Why Sleep Is the Most Important Exercise You Can Do for Success

Why Sleep Is the Most Important Exercise You Can Do for Success

By Essi Auguste Virtanen

College was this endless marathon of grind. I lived with a belief system that the more I work, the more likely I will succeed. And 24 hours was barely enough time to get everything done, so the less sleep I got, the better. Or so I thought.

I’d work 12-15 hour work days, often seven days a week. My heart rate was at an equivalent level of doing cardio running from a class to work—morning workouts four times a week would have not even been necessary.

It got so bad that at one point I suffered from mid-night, stress-caused panic attacks. I woke up from my sleep catching my breath night after night freaking out whether I forgot a deadline, assignment or messed up a presentation to mention a few instances.

In retrospect, now six months post-graduation, I think it is a miracle I did not burn out.

According to Sleep Foundation’s Sleep in America Poll 2018, only 10 percent of Americans prioritize sleep over other daily responsibilities. The majority of 35 percent polled prioritize fitness and nutrition and 27 percent prioritize work.

According to a 2016 survey published by Staples concluded that 40 percent of office workers in the U.S. and Canada feel burned out.

But research shows more sleep guarantees you more success without sacrificing your overall well-being and happiness.


A 2017 study led by UCLA’s Dr. Itzhak Fried shows how sleep deprivation leads to poorer information processing, translation of visual information, focus and overall cognitive performance.

“We were fascinated to observe how sleep deprivation dampened brain cell activity. Unlike the usual rapid reaction, the neurons responded slowly and fired more weakly, and their transmissions dragged on longer than usual,” said the lead author of the study Yuval Nir of Tel Aviv University.

Therefore, less sleep means less efficient brain functions, and in contrast, more sleep means more fluid thinking and increased overall performance.


Do you love naps? Well, I have more reasons for you to embrace them.

A German study looked into two research groups that were memorizing a set of illustrated cards during a 40-minute period. Then one of the groups took a nap, while the other took a break. Turns out the nap group memorized the second set faster.

Similarly, research proves 60- to 90-minute midday nap to be more effective in boosting brain performance than two shots of espresso, according to Psychology Today.

So instead of getting that double shot to keep you going, take that nap.


Regardless of your career path, creative and divergent thinking is essential. Studies show a noticeable decline in creative thinking in a sleep-deprived state.

Researcher Ullrich Wagner and his peers gave participants a challenging task about numbers with a hidden secret strategy that would solve it faster. One group was allowed eight hours of sleep, and the other had to remain awake the whole time. The numbers say it all: 60 percent of the sleep group found the hidden strategy comparing to only 23 percent of the group that was awake.

Still thinking of pulling an all-nighter to finish a challenging project? I’d think twice.


Let’s get real. If you don’t have your physical and mental health, then you have nothing.

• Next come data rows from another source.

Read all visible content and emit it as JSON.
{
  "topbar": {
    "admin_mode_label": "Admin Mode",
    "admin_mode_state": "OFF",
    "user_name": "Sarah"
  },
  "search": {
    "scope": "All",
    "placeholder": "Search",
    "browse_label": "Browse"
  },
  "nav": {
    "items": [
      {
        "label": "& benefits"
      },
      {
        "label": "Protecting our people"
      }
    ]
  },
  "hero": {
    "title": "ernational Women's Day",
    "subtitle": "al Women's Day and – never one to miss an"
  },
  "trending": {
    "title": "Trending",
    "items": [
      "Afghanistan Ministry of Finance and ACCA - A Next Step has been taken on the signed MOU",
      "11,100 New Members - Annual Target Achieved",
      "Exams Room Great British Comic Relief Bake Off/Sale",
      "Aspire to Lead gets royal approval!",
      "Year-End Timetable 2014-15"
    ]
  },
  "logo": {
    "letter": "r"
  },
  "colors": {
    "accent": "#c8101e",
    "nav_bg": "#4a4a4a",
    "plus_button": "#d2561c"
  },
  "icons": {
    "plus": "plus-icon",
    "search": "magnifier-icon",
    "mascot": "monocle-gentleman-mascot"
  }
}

There are numerous studies out there that prove various health benefits of sleep. Dr. Michael Twery, a sleep expert at the National Institutes of Health, explained its overall importance:

“Sleep affects almost every tissue in our bodies. It affects growth and stress hormones, our immune system, appetite, breathing, blood pressure and cardiovascular health,” Twery said.

Throughout college I always thought sleep deprivation is the price you pay to be successful. That the more time I work, the more success follows. And that’s not true.

Less is more: If you sleep then you will be able to think faster and take less time to accomplish your goals. The more time you spend sleeping, the more productive you´ll be the next day.

So put your head on the pillow, and let the power of sleep do its magic in its wonderful stillness.